*TASK BRIEF*
Each line below with the string "Jahan" should be copied.

*INPUT DATA*
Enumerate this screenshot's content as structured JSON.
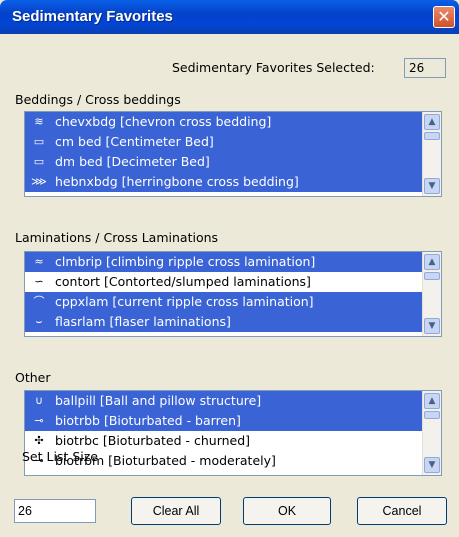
{
  "window": {
    "title": "Sedimentary Favorites",
    "close_glyph": "✕"
  },
  "selected": {
    "label": "Sedimentary Favorites Selected:",
    "count": "26"
  },
  "groups": [
    {
      "label": "Beddings / Cross beddings",
      "items": [
        {
          "icon": "chevron-bedding-icon",
          "glyph": "≋",
          "text": "chevxbdg [chevron cross bedding]",
          "selected": true
        },
        {
          "icon": "centimeter-bed-icon",
          "glyph": "▭",
          "text": "cm bed [Centimeter Bed]",
          "selected": true
        },
        {
          "icon": "decimeter-bed-icon",
          "glyph": "▭",
          "text": "dm bed [Decimeter Bed]",
          "selected": true
        },
        {
          "icon": "herringbone-bedding-icon",
          "glyph": "⋙",
          "text": "hebnxbdg [herringbone cross bedding]",
          "selected": true
        }
      ]
    },
    {
      "label": "Laminations / Cross Laminations",
      "items": [
        {
          "icon": "climbing-ripple-icon",
          "glyph": "≈",
          "text": "clmbrip [climbing ripple cross lamination]",
          "selected": true
        },
        {
          "icon": "contorted-lamination-icon",
          "glyph": "∽",
          "text": "contort [Contorted/slumped laminations]",
          "selected": false
        },
        {
          "icon": "current-ripple-icon",
          "glyph": "⌒",
          "text": "cppxlam [current ripple cross lamination]",
          "selected": true
        },
        {
          "icon": "flaser-lamination-icon",
          "glyph": "⌣",
          "text": "flasrlam [flaser laminations]",
          "selected": true
        }
      ]
    },
    {
      "label": "Other",
      "items": [
        {
          "icon": "ball-pillow-icon",
          "glyph": "∪",
          "text": "ballpill [Ball and pillow structure]",
          "selected": true
        },
        {
          "icon": "bioturbated-barren-icon",
          "glyph": "⊸",
          "text": "biotrbb [Bioturbated - barren]",
          "selected": true
        },
        {
          "icon": "bioturbated-churned-icon",
          "glyph": "✣",
          "text": "biotrbc [Bioturbated - churned]",
          "selected": false
        },
        {
          "icon": "bioturbated-moderately-icon",
          "glyph": "⊸",
          "text": "biotrbm [Bioturbated - moderately]",
          "selected": false
        }
      ]
    }
  ],
  "list_size": {
    "label": "Set List Size",
    "value": "26"
  },
  "buttons": {
    "clear_all": "Clear All",
    "ok": "OK",
    "cancel": "Cancel"
  },
  "scroll_glyphs": {
    "up": "▲",
    "down": "▼"
  },
  "colors": {
    "titlebar": "#0a5fe8",
    "selection": "#3a63d6",
    "window_bg": "#ece9d8"
  }
}
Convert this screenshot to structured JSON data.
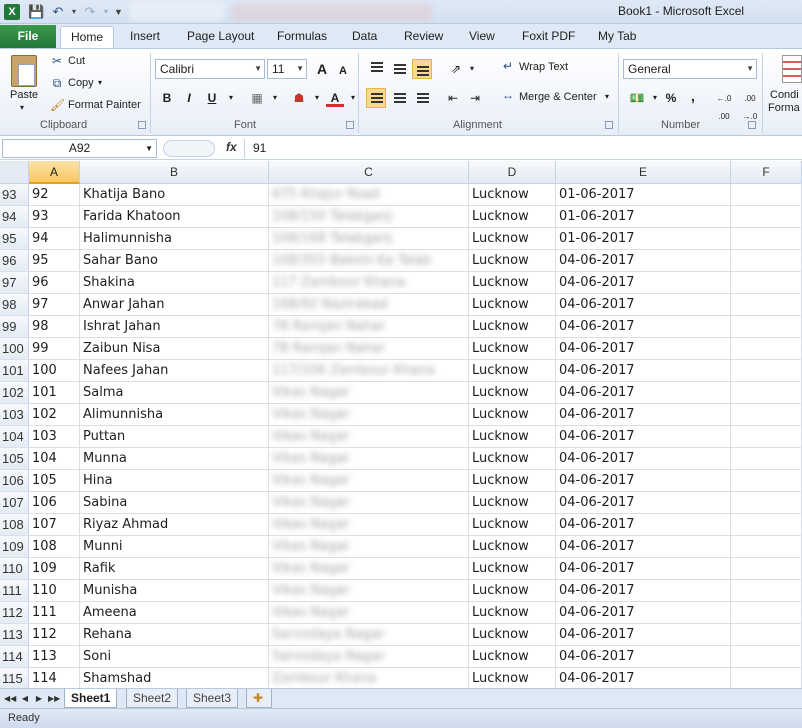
{
  "window": {
    "title": "Book1 - Microsoft Excel"
  },
  "ribbon": {
    "tabs": [
      "File",
      "Home",
      "Insert",
      "Page Layout",
      "Formulas",
      "Data",
      "Review",
      "View",
      "Foxit PDF",
      "My Tab"
    ],
    "active_tab": "Home",
    "clipboard": {
      "paste": "Paste",
      "cut": "Cut",
      "copy": "Copy",
      "format_painter": "Format Painter",
      "group_label": "Clipboard"
    },
    "font": {
      "name": "Calibri",
      "size": "11",
      "bold": "B",
      "italic": "I",
      "underline": "U",
      "grow": "A",
      "shrink": "A",
      "font_color": "A",
      "group_label": "Font"
    },
    "alignment": {
      "wrap_text": "Wrap Text",
      "merge_center": "Merge & Center",
      "group_label": "Alignment"
    },
    "number": {
      "format": "General",
      "percent": "%",
      "comma": ",",
      "inc_decimal": "←.0 .00",
      "dec_decimal": ".00 →.0",
      "group_label": "Number"
    },
    "styles": {
      "conditional_line1": "Condi",
      "conditional_line2": "Forma"
    }
  },
  "formula_bar": {
    "name_box": "A92",
    "fx": "fx",
    "content": "91"
  },
  "columns": [
    "A",
    "B",
    "C",
    "D",
    "E",
    "F"
  ],
  "rows": [
    {
      "num": "93",
      "a": "92",
      "b": "Khatija Bano",
      "c": "675 Khajur Road",
      "d": "Lucknow",
      "e": "01-06-2017"
    },
    {
      "num": "94",
      "a": "93",
      "b": "Farida Khatoon",
      "c": "108/150 Talabganj",
      "d": "Lucknow",
      "e": "01-06-2017"
    },
    {
      "num": "95",
      "a": "94",
      "b": "Halimunnisha",
      "c": "108/168 Talabganj",
      "d": "Lucknow",
      "e": "01-06-2017"
    },
    {
      "num": "96",
      "a": "95",
      "b": "Sahar Bano",
      "c": "108/355 Bakshi Ka Talab",
      "d": "Lucknow",
      "e": "04-06-2017"
    },
    {
      "num": "97",
      "a": "96",
      "b": "Shakina",
      "c": "117 Zambour Khana",
      "d": "Lucknow",
      "e": "04-06-2017"
    },
    {
      "num": "98",
      "a": "97",
      "b": "Anwar Jahan",
      "c": "168/92 Nazirabad",
      "d": "Lucknow",
      "e": "04-06-2017"
    },
    {
      "num": "99",
      "a": "98",
      "b": "Ishrat Jahan",
      "c": "78 Ramjan Nahar",
      "d": "Lucknow",
      "e": "04-06-2017"
    },
    {
      "num": "100",
      "a": "99",
      "b": "Zaibun Nisa",
      "c": "78 Ramjan Nahar",
      "d": "Lucknow",
      "e": "04-06-2017"
    },
    {
      "num": "101",
      "a": "100",
      "b": "Nafees Jahan",
      "c": "117/106 Zambour Khana",
      "d": "Lucknow",
      "e": "04-06-2017"
    },
    {
      "num": "102",
      "a": "101",
      "b": "Salma",
      "c": "Vikas Nagar",
      "d": "Lucknow",
      "e": "04-06-2017"
    },
    {
      "num": "103",
      "a": "102",
      "b": "Alimunnisha",
      "c": "Vikas Nagar",
      "d": "Lucknow",
      "e": "04-06-2017"
    },
    {
      "num": "104",
      "a": "103",
      "b": "Puttan",
      "c": "Vikas Nagar",
      "d": "Lucknow",
      "e": "04-06-2017"
    },
    {
      "num": "105",
      "a": "104",
      "b": "Munna",
      "c": "Vikas Nagar",
      "d": "Lucknow",
      "e": "04-06-2017"
    },
    {
      "num": "106",
      "a": "105",
      "b": "Hina",
      "c": "Vikas Nagar",
      "d": "Lucknow",
      "e": "04-06-2017"
    },
    {
      "num": "107",
      "a": "106",
      "b": "Sabina",
      "c": "Vikas Nagar",
      "d": "Lucknow",
      "e": "04-06-2017"
    },
    {
      "num": "108",
      "a": "107",
      "b": "Riyaz Ahmad",
      "c": "Vikas Nagar",
      "d": "Lucknow",
      "e": "04-06-2017"
    },
    {
      "num": "109",
      "a": "108",
      "b": "Munni",
      "c": "Vikas Nagar",
      "d": "Lucknow",
      "e": "04-06-2017"
    },
    {
      "num": "110",
      "a": "109",
      "b": "Rafik",
      "c": "Vikas Nagar",
      "d": "Lucknow",
      "e": "04-06-2017"
    },
    {
      "num": "111",
      "a": "110",
      "b": "Munisha",
      "c": "Vikas Nagar",
      "d": "Lucknow",
      "e": "04-06-2017"
    },
    {
      "num": "112",
      "a": "111",
      "b": "Ameena",
      "c": "Vikas Nagar",
      "d": "Lucknow",
      "e": "04-06-2017"
    },
    {
      "num": "113",
      "a": "112",
      "b": "Rehana",
      "c": "Sarvodaya Nagar",
      "d": "Lucknow",
      "e": "04-06-2017"
    },
    {
      "num": "114",
      "a": "113",
      "b": "Soni",
      "c": "Sarvodaya Nagar",
      "d": "Lucknow",
      "e": "04-06-2017"
    },
    {
      "num": "115",
      "a": "114",
      "b": "Shamshad",
      "c": "Zambour Khana",
      "d": "Lucknow",
      "e": "04-06-2017"
    }
  ],
  "sheets": [
    "Sheet1",
    "Sheet2",
    "Sheet3"
  ],
  "active_sheet": "Sheet1",
  "status": "Ready",
  "colors": {
    "file_tab": "#2e8b42",
    "selected_header": "#f7c861",
    "ribbon_bg": "#dfe9f5",
    "excel_green": "#1f7a3a"
  }
}
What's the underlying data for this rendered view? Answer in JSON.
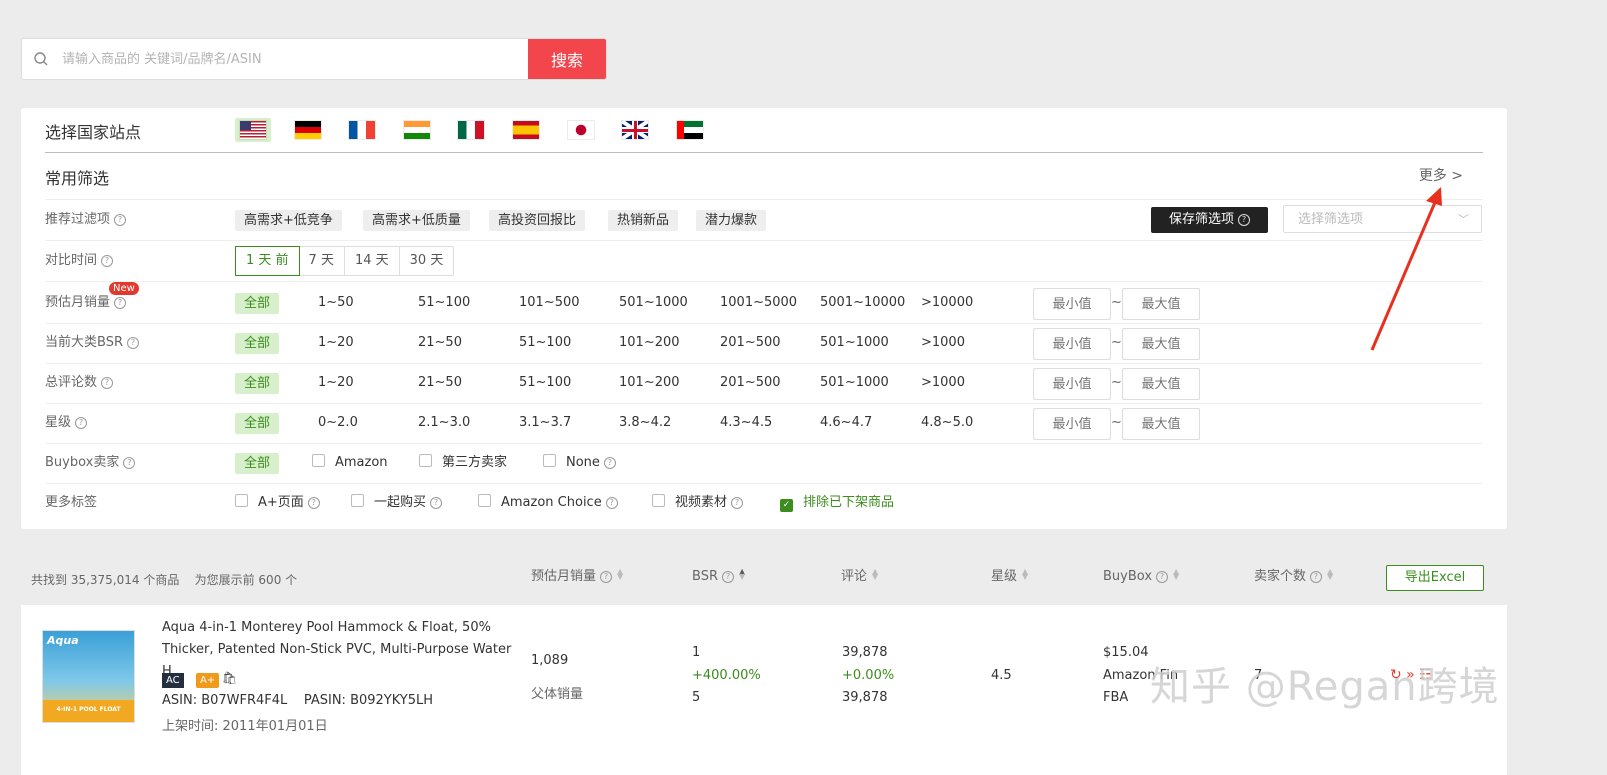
{
  "search": {
    "placeholder": "请输入商品的 关键词/品牌名/ASIN",
    "button_label": "搜索"
  },
  "country": {
    "title": "选择国家站点",
    "flags": [
      {
        "name": "us",
        "selected": true
      },
      {
        "name": "de"
      },
      {
        "name": "fr"
      },
      {
        "name": "in"
      },
      {
        "name": "mx"
      },
      {
        "name": "es"
      },
      {
        "name": "jp"
      },
      {
        "name": "uk"
      },
      {
        "name": "ae"
      }
    ]
  },
  "common": {
    "title": "常用筛选",
    "more": "更多 >"
  },
  "recommend": {
    "label": "推荐过滤项",
    "tags": [
      "高需求+低竞争",
      "高需求+低质量",
      "高投资回报比",
      "热销新品",
      "潜力爆款"
    ],
    "save_label": "保存筛选项",
    "select_placeholder": "选择筛选项"
  },
  "compare": {
    "label": "对比时间",
    "options": [
      "1 天 前",
      "7 天",
      "14 天",
      "30 天"
    ],
    "active": "1 天 前"
  },
  "sales": {
    "label": "预估月销量",
    "badge": "New",
    "all": "全部",
    "options": [
      "1~50",
      "51~100",
      "101~500",
      "501~1000",
      "1001~5000",
      "5001~10000",
      ">10000"
    ]
  },
  "bsr": {
    "label": "当前大类BSR",
    "all": "全部",
    "options": [
      "1~20",
      "21~50",
      "51~100",
      "101~200",
      "201~500",
      "501~1000",
      ">1000"
    ]
  },
  "reviews": {
    "label": "总评论数",
    "all": "全部",
    "options": [
      "1~20",
      "21~50",
      "51~100",
      "101~200",
      "201~500",
      "501~1000",
      ">1000"
    ]
  },
  "rating": {
    "label": "星级",
    "all": "全部",
    "options": [
      "0~2.0",
      "2.1~3.0",
      "3.1~3.7",
      "3.8~4.2",
      "4.3~4.5",
      "4.6~4.7",
      "4.8~5.0"
    ]
  },
  "range": {
    "min": "最小值",
    "max": "最大值",
    "sep": "~"
  },
  "buybox": {
    "label": "Buybox卖家",
    "all": "全部",
    "options": [
      "Amazon",
      "第三方卖家",
      "None"
    ]
  },
  "more_tags": {
    "label": "更多标签",
    "options": [
      "A+页面",
      "一起购买",
      "Amazon Choice",
      "视频素材"
    ],
    "checked": "排除已下架商品"
  },
  "results": {
    "count_text": "共找到 35,375,014 个商品",
    "shown_text": "为您展示前 600 个",
    "columns": [
      "预估月销量",
      "BSR",
      "评论",
      "星级",
      "BuyBox",
      "卖家个数"
    ],
    "export": "导出Excel"
  },
  "product": {
    "title": "Aqua 4-in-1 Monterey Pool Hammock & Float, 50% Thicker, Patented Non-Stick PVC, Multi-Purpose Water H...",
    "thumb_brand": "Aqua",
    "thumb_label": "4-IN-1 POOL FLOAT",
    "badge_ac": "AC",
    "badge_aplus": "A+",
    "asin": "ASIN: B07WFR4F4L",
    "pasin": "PASIN: B092YKY5LH",
    "listed": "上架时间: 2011年01月01日",
    "sales": "1,089",
    "sales_sub": "父体销量",
    "bsr": "1",
    "bsr_change": "+400.00%",
    "bsr_prev": "5",
    "reviews": "39,878",
    "reviews_change": "+0.00%",
    "reviews_prev": "39,878",
    "rating": "4.5",
    "price": "$15.04",
    "seller": "Amazon Fin",
    "fulfil": "FBA",
    "seller_count": "7"
  },
  "watermark": "知乎 @Regan跨境",
  "colors": {
    "accent_red": "#f2464c",
    "accent_green": "#3b8d1e"
  }
}
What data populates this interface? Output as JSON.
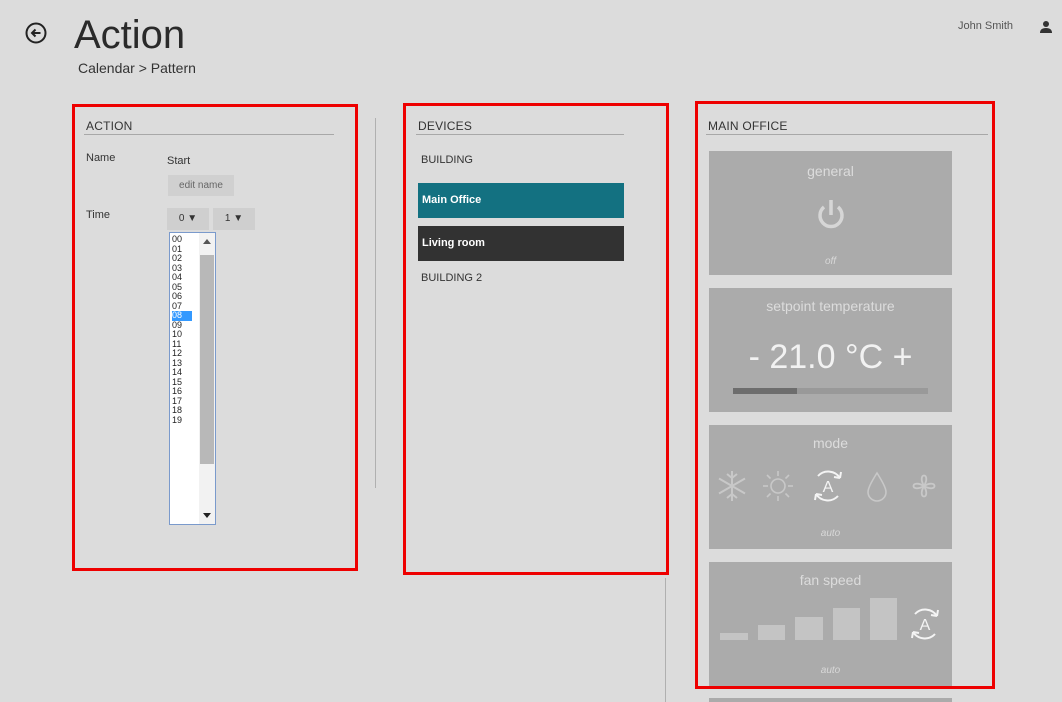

*RESPONSE TO THE EXERCISE*
      "b": "Anwar Jahan",
      "b": "Ishrat Jahan",
      "b": "Nafees Jahan",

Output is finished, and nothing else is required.